NEW from THE TRACE: The NRA appears to have illegally coordinated its political advertising with Republican candidates in three high-profile Senate races. On the heels of last month’s bombshell report by The Trace and Mother Jones documenting illegal coordination between the National Rifle Association and Donald Trump’s 2016 presidential campaign comes more evidence that the gun group may have violated federal election finance laws: Mike Spies and Christopher Hooks tracked down Federal Communications Commission records that point to illegal coordination between the NRA and Republican Senate candidates in Missouri and Montana in 2018, and North Carolina in 2016. Read on for more.
Senate Republicans re-upped a failed national concealed carry reciprocity bill. The Concealed Carry Reciprocity Act of 2019, unveiled Thursday, would let a gun owner with a permit to carry a hidden firearm in one state also carry in the other 49. Gun rights advocates say it’s a solution to the patchwork of state laws. Critics say the bill would pose a threat to public safety, since standards for concealed gun carriers vary so widely. The legislation has been the NRA’s top federal legislative priority. From The Trace archives: Here’s everything you need to know about concealed carry reciprocity.

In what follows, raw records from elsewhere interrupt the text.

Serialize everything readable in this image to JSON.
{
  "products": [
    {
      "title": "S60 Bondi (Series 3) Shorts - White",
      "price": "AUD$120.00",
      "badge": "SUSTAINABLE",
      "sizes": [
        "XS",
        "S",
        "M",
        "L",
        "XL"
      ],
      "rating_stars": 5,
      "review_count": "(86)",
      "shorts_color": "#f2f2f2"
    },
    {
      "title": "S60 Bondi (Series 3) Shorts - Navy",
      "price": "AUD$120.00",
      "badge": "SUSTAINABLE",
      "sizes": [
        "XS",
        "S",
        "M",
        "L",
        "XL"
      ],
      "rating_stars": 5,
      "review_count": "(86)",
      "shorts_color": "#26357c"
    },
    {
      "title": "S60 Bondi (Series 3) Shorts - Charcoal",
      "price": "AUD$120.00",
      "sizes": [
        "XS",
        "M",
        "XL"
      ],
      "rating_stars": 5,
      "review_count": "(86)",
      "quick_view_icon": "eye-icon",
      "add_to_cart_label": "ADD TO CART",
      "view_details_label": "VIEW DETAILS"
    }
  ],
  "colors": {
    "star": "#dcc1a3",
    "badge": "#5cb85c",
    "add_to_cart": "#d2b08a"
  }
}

The attorney general of North Carolina is trying to overturn a law barring people in same-sex relationships from getting restraining orders. North Carolina is the only state in the country that has such a law. In a legal brief filed Monday, Attorney General Josh Stein argued that it’s unconstitutional and could jeopardize victims’ safety. Among other things, protective orders can force alleged abusers to give up their guns.

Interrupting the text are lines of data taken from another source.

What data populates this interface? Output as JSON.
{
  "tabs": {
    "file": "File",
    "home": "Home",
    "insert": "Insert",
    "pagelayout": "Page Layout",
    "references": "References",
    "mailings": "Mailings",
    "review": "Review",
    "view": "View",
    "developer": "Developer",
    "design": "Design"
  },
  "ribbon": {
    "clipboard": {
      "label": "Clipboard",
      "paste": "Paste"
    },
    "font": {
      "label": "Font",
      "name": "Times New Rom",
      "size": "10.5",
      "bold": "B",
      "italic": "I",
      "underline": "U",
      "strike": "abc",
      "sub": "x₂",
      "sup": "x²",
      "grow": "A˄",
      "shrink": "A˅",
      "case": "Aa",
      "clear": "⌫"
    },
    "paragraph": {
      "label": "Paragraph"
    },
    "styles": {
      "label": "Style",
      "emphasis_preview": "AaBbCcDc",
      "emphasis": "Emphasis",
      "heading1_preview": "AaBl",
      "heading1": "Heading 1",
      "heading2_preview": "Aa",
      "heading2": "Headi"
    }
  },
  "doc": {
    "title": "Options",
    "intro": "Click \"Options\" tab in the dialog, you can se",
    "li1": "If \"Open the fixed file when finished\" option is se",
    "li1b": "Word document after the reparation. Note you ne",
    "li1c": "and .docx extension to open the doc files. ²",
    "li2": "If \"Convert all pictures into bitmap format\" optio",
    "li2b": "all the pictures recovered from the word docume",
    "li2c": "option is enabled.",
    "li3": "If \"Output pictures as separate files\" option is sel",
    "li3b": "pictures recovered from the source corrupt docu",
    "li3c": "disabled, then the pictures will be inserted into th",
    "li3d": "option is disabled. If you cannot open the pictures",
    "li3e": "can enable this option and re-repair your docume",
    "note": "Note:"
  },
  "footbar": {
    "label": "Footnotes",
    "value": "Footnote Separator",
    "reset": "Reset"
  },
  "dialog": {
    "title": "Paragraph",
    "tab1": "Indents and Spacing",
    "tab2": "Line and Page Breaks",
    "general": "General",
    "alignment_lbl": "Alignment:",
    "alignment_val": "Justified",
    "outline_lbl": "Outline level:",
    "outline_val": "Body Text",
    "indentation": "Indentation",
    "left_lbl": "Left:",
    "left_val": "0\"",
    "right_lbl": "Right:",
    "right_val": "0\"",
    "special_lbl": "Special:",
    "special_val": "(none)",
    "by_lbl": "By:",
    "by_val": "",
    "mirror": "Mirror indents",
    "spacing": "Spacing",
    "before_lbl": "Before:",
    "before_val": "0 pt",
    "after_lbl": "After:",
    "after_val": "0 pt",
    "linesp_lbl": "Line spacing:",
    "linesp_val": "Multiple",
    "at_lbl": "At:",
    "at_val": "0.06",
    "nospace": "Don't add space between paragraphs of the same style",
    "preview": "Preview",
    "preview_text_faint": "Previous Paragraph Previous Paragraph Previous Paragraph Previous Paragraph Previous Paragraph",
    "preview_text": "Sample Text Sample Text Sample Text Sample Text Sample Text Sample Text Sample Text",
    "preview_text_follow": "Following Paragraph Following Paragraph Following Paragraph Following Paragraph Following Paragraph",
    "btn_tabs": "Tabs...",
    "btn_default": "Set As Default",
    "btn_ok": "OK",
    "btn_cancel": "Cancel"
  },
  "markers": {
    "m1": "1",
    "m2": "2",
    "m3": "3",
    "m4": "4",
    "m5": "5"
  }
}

The mayor of Boston wants to require doctors to ask patients about guns in their homes. The goal of Mayor Marty Walsh’s upcoming proposal is to identify risks of suicide and domestic violence. “This is a great way for the medical field to help identify any red-flag issues,” the city’s police commissioner said. “It’s to put another tool in the physician’s belt.”

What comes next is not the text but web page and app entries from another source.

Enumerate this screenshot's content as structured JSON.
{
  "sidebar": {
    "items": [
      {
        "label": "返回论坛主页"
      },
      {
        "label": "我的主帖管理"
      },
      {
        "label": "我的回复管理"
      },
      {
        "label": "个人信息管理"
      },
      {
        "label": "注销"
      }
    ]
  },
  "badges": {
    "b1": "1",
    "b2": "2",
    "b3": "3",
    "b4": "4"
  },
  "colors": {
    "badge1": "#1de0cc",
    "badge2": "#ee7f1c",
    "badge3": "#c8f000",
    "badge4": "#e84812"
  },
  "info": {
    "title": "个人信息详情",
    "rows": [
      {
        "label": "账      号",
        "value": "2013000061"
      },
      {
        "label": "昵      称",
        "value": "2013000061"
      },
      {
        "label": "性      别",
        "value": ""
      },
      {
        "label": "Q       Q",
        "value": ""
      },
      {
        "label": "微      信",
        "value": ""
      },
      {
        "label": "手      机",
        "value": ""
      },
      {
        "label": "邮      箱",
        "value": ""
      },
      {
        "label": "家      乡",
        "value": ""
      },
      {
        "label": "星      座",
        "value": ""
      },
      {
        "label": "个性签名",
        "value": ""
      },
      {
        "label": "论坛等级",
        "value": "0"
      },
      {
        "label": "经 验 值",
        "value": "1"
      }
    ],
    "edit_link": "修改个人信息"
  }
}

A Nebraska state senator introduced a red flag bill. The Extreme Risk Protection Order Act, introduced Thursday, would empower police to remove guns from potentially dangerous people after a court hearing. An Omaha-area sheriff called it a “critical” public safety tool. A total of 13 states have red flag laws, eight of them enacted after Parkland. Find out where your state stands with our red flag law tracker.
A rookie police officer was gunned down in Louisiana. Chatéri Payne, 22, was about to start her overnight shift when she was fatally shot while leaving for work in Shreveport on Wednesday night. She’d been on the job less than two months. Upon her graduation from the police academy in November, she wrote on Facebook that her “personal mission” was “to protect those who can’t protect themselves.” Police have not arrested any suspects.
ONE LAST THING
The ACLU and the NRA share the same concerns about red flag laws. Some states’ red flag bills have drawn opposition from the American Civil Liberties Union because of due process concerns, The Incline reports, putting the left-leaning civil liberties organization on the same side as the NRA. While the ACLU isn’t opposed to the concept of disarming potentially dangerous people, the language in certain states’ bills could lead to police overreach, the group’s legislative director in Pennsylvania said in a memo last year, when a red flag bill was being considered by the state Legislature. After Parkland, the NRA signaled support for red flag laws, but behind the scenes the gun group watered down the Pennsylvania legislation, then mobilized opposition to it anyway.